Stage 4: Extremely Severe

The most severe form of endometriosis is characterized by several deep implants on the lining of your pelvis and on your ovaries. There may also be lesions on your fallopian tubes and intestines, among other things. Cysts may also develop on one or both of your ovaries, according to Trusted Source.

Diagnosis

In some cases, the signs and symptoms of endometriosis are similar to those of other illnesses such as ovarian cysts and pelvic inflammatory disease (PIDA).

In addition, the illness has symptoms that are comparable to those of irritable bowel syndrome (IBS), which might make diagnosis more difficult.
The most important step in managing your pain is obtaining an accurate diagnosis. It’s vital to remember that the diagnosing procedure might differ from one person to the next.

According to studies released in 2019, it might take anywhere between 4 and 11 years from the beginning of symptoms to get a diagnosis in certain cases.
As you collaborate with your healthcare team, try to be patient with yourself and with the process.

Depending on your condition, your doctor may do one or more of the following tests:

History is described in detail.

Your symptoms, as well as any personal or family history of endometriosis, will be noted by your doctor.

 Also done may be a general health evaluation in order to discover whether or not there are any other indicators of a long-term condition present.

Examination on the physical level

In order to view into the vagina and cervix, your doctor will use a speculum and a light during the pelvic exam to ensure that you are healthy. Manually feeling your belly for cysts or scarring behind the uterus is another procedure they will do.

Ultrasound

A transvaginal ultrasound or an abdominal ultrasound may be performed by your doctor. A transvaginal ultrasound is performed by inserting a probe into the vaginal canal.
Ultrasounds of both sorts are used to get pictures of your reproductive organs. They may aid your doctor in the identification of cysts linked with endometriosis, but they are ineffective in excluding the illness from consideration.

Laparoscopy

Endometriosis can only be diagnosed by direct observation, which is the only certain way. This is accomplished through the use of a minor surgical procedure known as laparoscopy. Once the tissue has been identified, it may be removed during the same process.

Endometriosis problems are a common occurrence.

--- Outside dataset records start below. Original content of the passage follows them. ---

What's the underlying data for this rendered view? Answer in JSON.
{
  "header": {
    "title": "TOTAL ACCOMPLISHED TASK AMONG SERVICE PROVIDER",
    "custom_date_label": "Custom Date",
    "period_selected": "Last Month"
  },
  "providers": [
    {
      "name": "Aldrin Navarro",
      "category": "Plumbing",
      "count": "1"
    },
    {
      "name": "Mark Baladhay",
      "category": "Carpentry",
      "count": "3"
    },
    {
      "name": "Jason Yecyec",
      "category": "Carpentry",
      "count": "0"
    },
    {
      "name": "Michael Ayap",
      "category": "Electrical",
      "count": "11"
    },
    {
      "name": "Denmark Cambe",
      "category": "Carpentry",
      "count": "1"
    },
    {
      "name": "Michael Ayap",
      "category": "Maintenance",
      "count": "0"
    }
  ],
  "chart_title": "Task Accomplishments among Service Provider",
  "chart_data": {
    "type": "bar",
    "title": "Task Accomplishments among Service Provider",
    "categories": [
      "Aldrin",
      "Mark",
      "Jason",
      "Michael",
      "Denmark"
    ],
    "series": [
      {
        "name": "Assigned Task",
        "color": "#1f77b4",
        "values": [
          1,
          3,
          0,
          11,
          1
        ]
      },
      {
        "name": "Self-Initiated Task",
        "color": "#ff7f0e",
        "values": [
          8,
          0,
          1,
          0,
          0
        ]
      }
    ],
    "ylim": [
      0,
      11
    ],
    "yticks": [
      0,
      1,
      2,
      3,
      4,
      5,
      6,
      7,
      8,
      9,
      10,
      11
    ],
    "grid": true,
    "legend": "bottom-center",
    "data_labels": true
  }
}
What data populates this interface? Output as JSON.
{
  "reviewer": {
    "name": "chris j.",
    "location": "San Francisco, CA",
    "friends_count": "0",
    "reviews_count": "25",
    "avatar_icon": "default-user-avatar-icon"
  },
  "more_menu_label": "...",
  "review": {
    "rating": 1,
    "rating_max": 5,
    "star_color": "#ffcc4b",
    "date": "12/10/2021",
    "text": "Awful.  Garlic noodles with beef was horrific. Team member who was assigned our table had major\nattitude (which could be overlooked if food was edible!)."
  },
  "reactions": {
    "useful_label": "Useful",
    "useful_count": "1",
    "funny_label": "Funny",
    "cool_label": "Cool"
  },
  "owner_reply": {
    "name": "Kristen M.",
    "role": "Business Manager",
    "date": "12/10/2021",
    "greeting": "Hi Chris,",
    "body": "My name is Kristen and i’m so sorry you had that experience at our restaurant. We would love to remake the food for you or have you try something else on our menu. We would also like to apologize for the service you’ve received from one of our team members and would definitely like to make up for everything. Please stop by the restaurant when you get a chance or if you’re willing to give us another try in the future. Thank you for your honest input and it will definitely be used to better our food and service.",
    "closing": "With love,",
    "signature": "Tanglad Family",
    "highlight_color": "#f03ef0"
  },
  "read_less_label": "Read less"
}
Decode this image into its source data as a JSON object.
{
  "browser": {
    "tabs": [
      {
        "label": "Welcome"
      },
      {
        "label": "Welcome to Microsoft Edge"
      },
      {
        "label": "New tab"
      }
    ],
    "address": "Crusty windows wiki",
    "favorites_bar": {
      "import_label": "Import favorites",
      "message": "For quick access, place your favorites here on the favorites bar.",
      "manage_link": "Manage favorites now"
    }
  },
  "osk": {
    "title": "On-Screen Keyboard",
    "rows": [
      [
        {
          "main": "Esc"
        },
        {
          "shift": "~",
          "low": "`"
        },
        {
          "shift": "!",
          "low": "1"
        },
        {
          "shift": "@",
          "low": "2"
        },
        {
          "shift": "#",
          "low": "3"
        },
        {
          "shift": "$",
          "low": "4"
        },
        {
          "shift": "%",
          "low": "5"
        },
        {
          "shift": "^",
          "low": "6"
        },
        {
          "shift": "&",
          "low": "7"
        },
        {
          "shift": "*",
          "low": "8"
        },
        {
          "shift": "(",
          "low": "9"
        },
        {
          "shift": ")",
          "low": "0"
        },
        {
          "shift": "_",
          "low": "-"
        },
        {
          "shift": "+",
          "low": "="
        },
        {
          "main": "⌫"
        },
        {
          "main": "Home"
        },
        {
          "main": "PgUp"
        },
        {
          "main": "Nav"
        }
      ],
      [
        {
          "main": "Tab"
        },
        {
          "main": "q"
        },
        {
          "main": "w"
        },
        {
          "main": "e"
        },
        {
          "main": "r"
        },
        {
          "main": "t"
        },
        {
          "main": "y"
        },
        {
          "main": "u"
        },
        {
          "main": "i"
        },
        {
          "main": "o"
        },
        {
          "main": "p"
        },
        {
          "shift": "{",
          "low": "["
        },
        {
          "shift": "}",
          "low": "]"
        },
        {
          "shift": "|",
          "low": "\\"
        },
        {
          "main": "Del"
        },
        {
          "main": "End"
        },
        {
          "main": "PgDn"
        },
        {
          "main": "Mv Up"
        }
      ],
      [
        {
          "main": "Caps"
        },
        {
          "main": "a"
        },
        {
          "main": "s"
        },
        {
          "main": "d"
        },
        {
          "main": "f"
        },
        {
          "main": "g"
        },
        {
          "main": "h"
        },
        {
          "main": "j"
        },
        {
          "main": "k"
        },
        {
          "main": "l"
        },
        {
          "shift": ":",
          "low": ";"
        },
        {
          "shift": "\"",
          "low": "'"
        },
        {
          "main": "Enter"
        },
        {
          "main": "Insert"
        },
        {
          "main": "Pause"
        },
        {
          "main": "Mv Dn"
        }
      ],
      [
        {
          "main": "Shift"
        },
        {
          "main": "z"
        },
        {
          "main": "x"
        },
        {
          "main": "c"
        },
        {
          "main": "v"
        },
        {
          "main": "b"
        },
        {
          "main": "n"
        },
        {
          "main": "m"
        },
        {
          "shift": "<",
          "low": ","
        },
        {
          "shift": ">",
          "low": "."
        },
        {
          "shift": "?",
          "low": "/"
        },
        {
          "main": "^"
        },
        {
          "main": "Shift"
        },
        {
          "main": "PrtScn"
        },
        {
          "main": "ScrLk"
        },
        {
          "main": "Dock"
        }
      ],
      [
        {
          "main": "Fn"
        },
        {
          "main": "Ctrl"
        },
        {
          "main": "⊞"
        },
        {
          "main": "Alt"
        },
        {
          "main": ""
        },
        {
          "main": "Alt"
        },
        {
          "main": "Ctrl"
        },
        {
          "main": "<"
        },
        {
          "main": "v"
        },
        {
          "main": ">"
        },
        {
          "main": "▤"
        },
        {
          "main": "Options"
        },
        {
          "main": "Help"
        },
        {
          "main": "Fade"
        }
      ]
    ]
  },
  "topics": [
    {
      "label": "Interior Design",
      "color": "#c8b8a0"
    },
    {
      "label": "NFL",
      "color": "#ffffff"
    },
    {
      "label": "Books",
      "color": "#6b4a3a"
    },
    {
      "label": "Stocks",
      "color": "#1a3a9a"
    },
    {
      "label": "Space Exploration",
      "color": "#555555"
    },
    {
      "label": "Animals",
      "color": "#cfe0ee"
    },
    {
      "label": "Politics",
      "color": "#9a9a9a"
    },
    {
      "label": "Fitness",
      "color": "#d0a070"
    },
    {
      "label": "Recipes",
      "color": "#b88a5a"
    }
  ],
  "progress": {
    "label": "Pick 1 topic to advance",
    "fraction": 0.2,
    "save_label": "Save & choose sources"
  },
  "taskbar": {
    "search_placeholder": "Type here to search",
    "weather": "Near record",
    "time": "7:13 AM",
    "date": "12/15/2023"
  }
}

Endometriosis is a significant condition that may lead to infertility concerns in women. Individuals suffering with milder versions of the disease may be able to conceive and bring a child to term.

Despite the fact that there are drugs available to treat endometriosis, they do not have any effect on fertility.

After having their endometrial tissue surgically removed, some women have reported success in conceiving.

If this does not work in your situation, you may want to pursue fertility treatments or in vitro fertilization to help increase your chances of becoming pregnant in the future.

In order to better understand your choices, speak with your doctor about things like whether or not you want to create a family and whether or not you should consider having children sooner rather than later if you have been diagnosed with endometriosis.

Alternatively, your doctor may assist you in learning more about other options for becoming a parent or postponing pregnancy, such as adoption.

When you have endometriosis, your symptoms may develop over time, making it more difficult to conceive naturally in the future. Your doctor will need to do an examination both before and throughout your pregnancy.

Maintaining control over chronic pain may be difficult, even if you do not have problems with fertility.

Depression, anxiety, and other mental health disorders may occur in patients who have endometriosis, since these conditions are not rare in this population.

Discuss with your doctor about strategies to help you manage with these side effects.

They may suggest that you join a support group or use other supporting services to assist you in managing your circumstance.

Tags: Pregnancy

Related Posts

by
Percheron Horse: Breed and Care Information An IUD may cause a variety of issues - IUD Risks and Complications 

Leave a Reply

Your email address will not be published.

0 shares